The old injun protester had been around for years but until the last week, he was not a household name. Nathan Phillips was and is a known entity to the mainstream media sorts who cover social engineering sorts of protests. His story, though, changes from time to time – including in the last week – and as a result, the curious even on the side of the moonbat left has been looking to verify it.
As a matter of course, the lunatics tend to lean on the investigative sounding Snopes, which is always given preferential treatment by Facebook and Google, the social media giants, for verification. The problem is, they got a whole lot of information wrong, not just about the incident that made Nathan Phillips famous, but his military record.
In addition to botching the details of the confrontation, media outlets also inaccurately reported that Phillips is a Vietnam veteran.
Phillips described himself in interviews as a “Vietnam-times veteran” and groups affiliated with him told The New York Times that he fought in Vietnam. Phillips explicitly claimed in a 2018 Facebook video that he was a Vietnam veteran who served “in theater.”
Military records show that Phillips never deployed to Vietnam, though his military service did include a long stint as a refrigerator technician.
Snopes’s fact-check incorrectly labeled it “unproven” that Phillips had falsely claimed to be a Vietnam veteran.
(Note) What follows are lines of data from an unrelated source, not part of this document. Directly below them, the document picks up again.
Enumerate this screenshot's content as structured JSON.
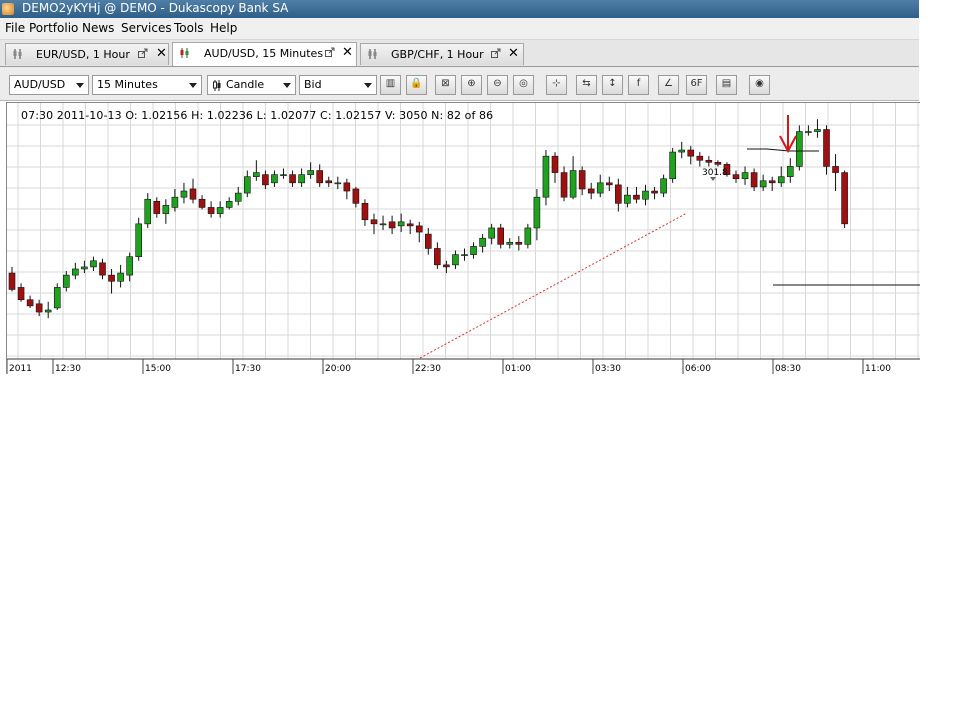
{
  "window": {
    "title": "DEMO2yKYHj @ DEMO - Dukascopy Bank SA"
  },
  "menu": [
    "File",
    "Portfolio",
    "News",
    "Services",
    "Tools",
    "Help"
  ],
  "tabs": [
    {
      "label": "EUR/USD,  1 Hour",
      "active": false
    },
    {
      "label": "AUD/USD,  15 Minutes",
      "active": true
    },
    {
      "label": "GBP/CHF,  1 Hour",
      "active": false
    }
  ],
  "toolbar": {
    "instrument": "AUD/USD",
    "period": "15 Minutes",
    "chart_type": "Candle",
    "side": "Bid",
    "icons": [
      "candle-type-icon",
      "lock-icon",
      "zoom-fit-icon",
      "zoom-in-icon",
      "zoom-out-icon",
      "zoom-custom-icon",
      "cursor-icon",
      "shift-icon",
      "vertical-range-icon",
      "indicator-icon",
      "drawing-icon",
      "fib-icon",
      "save-icon",
      "stop-icon"
    ]
  },
  "info_line": "07:30  2011-10-13   O: 1.02156   H: 1.02236   L: 1.02077   C: 1.02157   V: 3050   N: 82 of 86",
  "chart_data": {
    "type": "candlestick",
    "x_ticks": [
      "2011",
      "12:30",
      "15:00",
      "17:30",
      "20:00",
      "22:30",
      "01:00",
      "03:30",
      "06:00",
      "08:30",
      "11:00"
    ],
    "annotation": "301.8",
    "colors": {
      "up": "#1fa31f",
      "down": "#a01010",
      "grid": "#d8d8d8",
      "trendline": "#e03030",
      "arrow": "#d81414"
    },
    "candles": [
      [
        0.38,
        0.3,
        0.41,
        0.29
      ],
      [
        0.31,
        0.25,
        0.33,
        0.24
      ],
      [
        0.25,
        0.22,
        0.27,
        0.21
      ],
      [
        0.23,
        0.19,
        0.25,
        0.17
      ],
      [
        0.19,
        0.2,
        0.24,
        0.16
      ],
      [
        0.21,
        0.31,
        0.33,
        0.2
      ],
      [
        0.31,
        0.37,
        0.39,
        0.29
      ],
      [
        0.37,
        0.4,
        0.43,
        0.35
      ],
      [
        0.4,
        0.41,
        0.44,
        0.38
      ],
      [
        0.41,
        0.44,
        0.46,
        0.39
      ],
      [
        0.43,
        0.37,
        0.45,
        0.35
      ],
      [
        0.37,
        0.34,
        0.4,
        0.28
      ],
      [
        0.34,
        0.38,
        0.42,
        0.31
      ],
      [
        0.37,
        0.46,
        0.48,
        0.34
      ],
      [
        0.46,
        0.62,
        0.65,
        0.44
      ],
      [
        0.62,
        0.74,
        0.77,
        0.6
      ],
      [
        0.73,
        0.67,
        0.75,
        0.65
      ],
      [
        0.67,
        0.71,
        0.74,
        0.62
      ],
      [
        0.7,
        0.75,
        0.79,
        0.68
      ],
      [
        0.75,
        0.78,
        0.82,
        0.72
      ],
      [
        0.79,
        0.74,
        0.84,
        0.72
      ],
      [
        0.74,
        0.7,
        0.76,
        0.69
      ],
      [
        0.7,
        0.67,
        0.73,
        0.65
      ],
      [
        0.67,
        0.7,
        0.73,
        0.65
      ],
      [
        0.7,
        0.73,
        0.75,
        0.69
      ],
      [
        0.73,
        0.77,
        0.8,
        0.71
      ],
      [
        0.77,
        0.85,
        0.88,
        0.75
      ],
      [
        0.85,
        0.87,
        0.93,
        0.83
      ],
      [
        0.86,
        0.81,
        0.88,
        0.79
      ],
      [
        0.82,
        0.86,
        0.88,
        0.8
      ],
      [
        0.86,
        0.86,
        0.89,
        0.84
      ],
      [
        0.86,
        0.82,
        0.88,
        0.8
      ],
      [
        0.82,
        0.86,
        0.89,
        0.8
      ],
      [
        0.86,
        0.88,
        0.92,
        0.84
      ],
      [
        0.88,
        0.82,
        0.91,
        0.8
      ],
      [
        0.83,
        0.82,
        0.85,
        0.8
      ],
      [
        0.82,
        0.82,
        0.85,
        0.79
      ],
      [
        0.82,
        0.78,
        0.84,
        0.74
      ],
      [
        0.79,
        0.72,
        0.8,
        0.7
      ],
      [
        0.72,
        0.64,
        0.74,
        0.61
      ],
      [
        0.64,
        0.62,
        0.67,
        0.57
      ],
      [
        0.62,
        0.62,
        0.66,
        0.59
      ],
      [
        0.63,
        0.6,
        0.66,
        0.57
      ],
      [
        0.61,
        0.63,
        0.67,
        0.58
      ],
      [
        0.62,
        0.61,
        0.64,
        0.57
      ],
      [
        0.61,
        0.58,
        0.63,
        0.53
      ],
      [
        0.57,
        0.5,
        0.6,
        0.47
      ],
      [
        0.5,
        0.42,
        0.53,
        0.4
      ],
      [
        0.42,
        0.41,
        0.44,
        0.38
      ],
      [
        0.42,
        0.47,
        0.49,
        0.4
      ],
      [
        0.47,
        0.47,
        0.5,
        0.44
      ],
      [
        0.47,
        0.51,
        0.53,
        0.45
      ],
      [
        0.51,
        0.55,
        0.57,
        0.48
      ],
      [
        0.55,
        0.6,
        0.62,
        0.52
      ],
      [
        0.6,
        0.52,
        0.62,
        0.5
      ],
      [
        0.52,
        0.53,
        0.55,
        0.5
      ],
      [
        0.53,
        0.52,
        0.56,
        0.49
      ],
      [
        0.52,
        0.6,
        0.62,
        0.5
      ],
      [
        0.6,
        0.75,
        0.79,
        0.54
      ],
      [
        0.75,
        0.95,
        0.98,
        0.71
      ],
      [
        0.95,
        0.87,
        0.97,
        0.82
      ],
      [
        0.87,
        0.75,
        0.9,
        0.73
      ],
      [
        0.75,
        0.88,
        0.95,
        0.74
      ],
      [
        0.88,
        0.79,
        0.9,
        0.76
      ],
      [
        0.79,
        0.77,
        0.82,
        0.74
      ],
      [
        0.77,
        0.82,
        0.86,
        0.75
      ],
      [
        0.82,
        0.81,
        0.85,
        0.78
      ],
      [
        0.81,
        0.72,
        0.84,
        0.68
      ],
      [
        0.72,
        0.76,
        0.8,
        0.7
      ],
      [
        0.76,
        0.74,
        0.8,
        0.72
      ],
      [
        0.74,
        0.78,
        0.81,
        0.71
      ],
      [
        0.78,
        0.77,
        0.8,
        0.74
      ],
      [
        0.77,
        0.84,
        0.86,
        0.75
      ],
      [
        0.84,
        0.97,
        0.99,
        0.82
      ],
      [
        0.97,
        0.98,
        1.02,
        0.94
      ],
      [
        0.98,
        0.95,
        1.0,
        0.91
      ],
      [
        0.95,
        0.93,
        0.97,
        0.9
      ],
      [
        0.93,
        0.92,
        0.95,
        0.9
      ],
      [
        0.92,
        0.91,
        0.93,
        0.9
      ],
      [
        0.91,
        0.86,
        0.92,
        0.85
      ],
      [
        0.86,
        0.84,
        0.88,
        0.82
      ],
      [
        0.84,
        0.87,
        0.9,
        0.81
      ],
      [
        0.87,
        0.8,
        0.89,
        0.78
      ],
      [
        0.8,
        0.83,
        0.86,
        0.78
      ],
      [
        0.83,
        0.82,
        0.85,
        0.78
      ],
      [
        0.82,
        0.85,
        0.9,
        0.8
      ],
      [
        0.85,
        0.9,
        0.94,
        0.82
      ],
      [
        0.9,
        1.07,
        1.1,
        0.88
      ],
      [
        1.07,
        1.07,
        1.1,
        1.05
      ],
      [
        1.07,
        1.08,
        1.13,
        1.04
      ],
      [
        1.08,
        0.9,
        1.1,
        0.86
      ],
      [
        0.9,
        0.87,
        0.96,
        0.78
      ],
      [
        0.87,
        0.62,
        0.88,
        0.6
      ]
    ],
    "y_range": [
      0.0,
      1.18
    ]
  }
}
Snopes declined to change its misleading ruling despite definitive video evidence of Phillips doing exactly that.
And in any search on the veracity of Phillips’s claims, Snopes always is at the top of the list of results.
Is it any wonder, then, that falsehoods, rumors, and other misinformation never seem to be put to rest when the most trusted resource for fact-checking has the wrong facts and refused to correct them even when supplied with evidence that they are wrong?